▶ [THE DATA]:
----
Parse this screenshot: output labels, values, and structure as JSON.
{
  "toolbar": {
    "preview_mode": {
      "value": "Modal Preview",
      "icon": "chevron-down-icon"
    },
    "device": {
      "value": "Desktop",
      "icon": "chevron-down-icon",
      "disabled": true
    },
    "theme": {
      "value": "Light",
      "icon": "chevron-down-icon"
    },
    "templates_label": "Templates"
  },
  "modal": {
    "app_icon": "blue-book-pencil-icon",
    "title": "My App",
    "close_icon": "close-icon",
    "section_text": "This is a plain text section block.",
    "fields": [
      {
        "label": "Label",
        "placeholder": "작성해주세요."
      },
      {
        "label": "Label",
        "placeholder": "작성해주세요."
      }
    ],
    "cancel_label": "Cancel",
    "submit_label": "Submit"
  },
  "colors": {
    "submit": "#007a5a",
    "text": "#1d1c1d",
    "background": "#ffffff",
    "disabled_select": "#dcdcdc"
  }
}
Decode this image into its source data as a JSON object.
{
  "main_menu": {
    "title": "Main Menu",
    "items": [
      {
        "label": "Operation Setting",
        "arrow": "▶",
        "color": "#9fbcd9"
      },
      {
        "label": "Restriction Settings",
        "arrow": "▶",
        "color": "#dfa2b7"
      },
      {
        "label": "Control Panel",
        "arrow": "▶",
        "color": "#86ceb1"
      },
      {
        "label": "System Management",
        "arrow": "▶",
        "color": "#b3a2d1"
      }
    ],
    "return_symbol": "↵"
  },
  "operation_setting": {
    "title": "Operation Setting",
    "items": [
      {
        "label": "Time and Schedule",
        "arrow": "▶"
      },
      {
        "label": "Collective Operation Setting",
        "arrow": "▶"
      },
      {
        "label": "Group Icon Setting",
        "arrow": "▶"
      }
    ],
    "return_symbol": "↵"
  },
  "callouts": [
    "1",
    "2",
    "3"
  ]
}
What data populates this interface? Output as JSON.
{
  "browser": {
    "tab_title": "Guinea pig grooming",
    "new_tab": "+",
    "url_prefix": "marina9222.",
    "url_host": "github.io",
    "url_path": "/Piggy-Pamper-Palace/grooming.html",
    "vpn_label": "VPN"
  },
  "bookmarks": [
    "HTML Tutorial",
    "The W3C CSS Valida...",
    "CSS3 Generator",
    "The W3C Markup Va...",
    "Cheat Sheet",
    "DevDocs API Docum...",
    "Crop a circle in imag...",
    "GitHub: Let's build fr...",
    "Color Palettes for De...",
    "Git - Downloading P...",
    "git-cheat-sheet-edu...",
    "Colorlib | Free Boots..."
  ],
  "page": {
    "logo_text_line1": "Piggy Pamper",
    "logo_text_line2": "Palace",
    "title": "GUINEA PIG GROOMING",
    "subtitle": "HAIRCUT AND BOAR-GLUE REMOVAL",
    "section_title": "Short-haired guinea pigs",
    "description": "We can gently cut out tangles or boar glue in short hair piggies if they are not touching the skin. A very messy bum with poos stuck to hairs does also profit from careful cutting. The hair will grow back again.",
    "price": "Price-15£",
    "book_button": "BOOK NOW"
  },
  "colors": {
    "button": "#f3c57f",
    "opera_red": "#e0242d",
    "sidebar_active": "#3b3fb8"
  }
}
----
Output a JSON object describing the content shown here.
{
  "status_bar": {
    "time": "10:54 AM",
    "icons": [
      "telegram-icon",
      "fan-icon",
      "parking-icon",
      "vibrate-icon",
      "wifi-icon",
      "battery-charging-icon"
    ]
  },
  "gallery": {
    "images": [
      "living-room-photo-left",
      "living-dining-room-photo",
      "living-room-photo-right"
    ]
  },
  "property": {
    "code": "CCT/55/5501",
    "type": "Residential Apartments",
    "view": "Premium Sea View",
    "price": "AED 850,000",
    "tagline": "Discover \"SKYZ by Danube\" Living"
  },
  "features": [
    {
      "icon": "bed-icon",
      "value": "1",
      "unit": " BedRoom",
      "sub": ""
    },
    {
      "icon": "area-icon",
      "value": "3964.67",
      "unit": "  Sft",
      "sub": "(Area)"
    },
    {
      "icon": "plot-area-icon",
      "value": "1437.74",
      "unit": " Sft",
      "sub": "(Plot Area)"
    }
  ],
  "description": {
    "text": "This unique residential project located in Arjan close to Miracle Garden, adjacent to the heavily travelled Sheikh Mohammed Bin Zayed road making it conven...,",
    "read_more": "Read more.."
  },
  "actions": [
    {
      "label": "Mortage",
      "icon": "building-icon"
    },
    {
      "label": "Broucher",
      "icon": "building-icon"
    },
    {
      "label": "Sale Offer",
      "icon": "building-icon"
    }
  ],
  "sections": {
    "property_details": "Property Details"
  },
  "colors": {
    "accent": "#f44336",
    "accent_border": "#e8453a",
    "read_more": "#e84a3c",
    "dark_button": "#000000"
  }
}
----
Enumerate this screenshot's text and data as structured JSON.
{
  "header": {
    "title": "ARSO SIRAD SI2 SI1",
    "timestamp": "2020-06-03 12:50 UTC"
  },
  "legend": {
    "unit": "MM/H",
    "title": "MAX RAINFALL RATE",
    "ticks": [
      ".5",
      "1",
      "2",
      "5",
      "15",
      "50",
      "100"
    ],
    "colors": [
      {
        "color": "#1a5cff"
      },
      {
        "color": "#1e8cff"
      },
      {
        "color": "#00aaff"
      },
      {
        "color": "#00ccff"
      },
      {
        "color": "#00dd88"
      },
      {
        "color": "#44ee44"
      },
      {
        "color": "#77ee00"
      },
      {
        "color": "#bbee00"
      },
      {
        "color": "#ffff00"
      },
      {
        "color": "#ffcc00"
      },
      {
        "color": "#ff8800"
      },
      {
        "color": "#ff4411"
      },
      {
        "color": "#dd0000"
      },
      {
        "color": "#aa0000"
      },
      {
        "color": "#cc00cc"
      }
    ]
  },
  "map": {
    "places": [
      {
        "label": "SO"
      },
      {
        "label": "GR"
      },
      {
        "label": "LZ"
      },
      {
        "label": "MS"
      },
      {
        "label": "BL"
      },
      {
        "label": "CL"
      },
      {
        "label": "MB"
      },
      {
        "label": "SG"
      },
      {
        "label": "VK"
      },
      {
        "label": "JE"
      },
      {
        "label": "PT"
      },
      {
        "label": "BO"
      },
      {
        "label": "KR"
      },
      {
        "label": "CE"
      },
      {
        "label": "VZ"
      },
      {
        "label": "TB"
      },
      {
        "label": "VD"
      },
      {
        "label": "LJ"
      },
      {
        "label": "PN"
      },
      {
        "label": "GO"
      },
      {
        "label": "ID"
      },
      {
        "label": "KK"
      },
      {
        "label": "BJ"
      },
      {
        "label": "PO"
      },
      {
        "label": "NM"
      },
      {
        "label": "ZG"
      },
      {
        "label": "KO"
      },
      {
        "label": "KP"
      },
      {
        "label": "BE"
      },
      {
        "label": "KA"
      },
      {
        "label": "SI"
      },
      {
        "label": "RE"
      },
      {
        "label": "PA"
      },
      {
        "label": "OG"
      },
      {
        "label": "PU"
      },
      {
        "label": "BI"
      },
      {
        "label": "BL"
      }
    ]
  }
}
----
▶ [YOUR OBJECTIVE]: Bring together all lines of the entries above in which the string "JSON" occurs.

▶ [ANSWER TO THE EXERCISE]:
Parse this screenshot: output labels, values, and structure as JSON.
Decode this image into its source data as a JSON object.
What data populates this interface? Output as JSON.
Output a JSON object describing the content shown here.
Enumerate this screenshot's text and data as structured JSON.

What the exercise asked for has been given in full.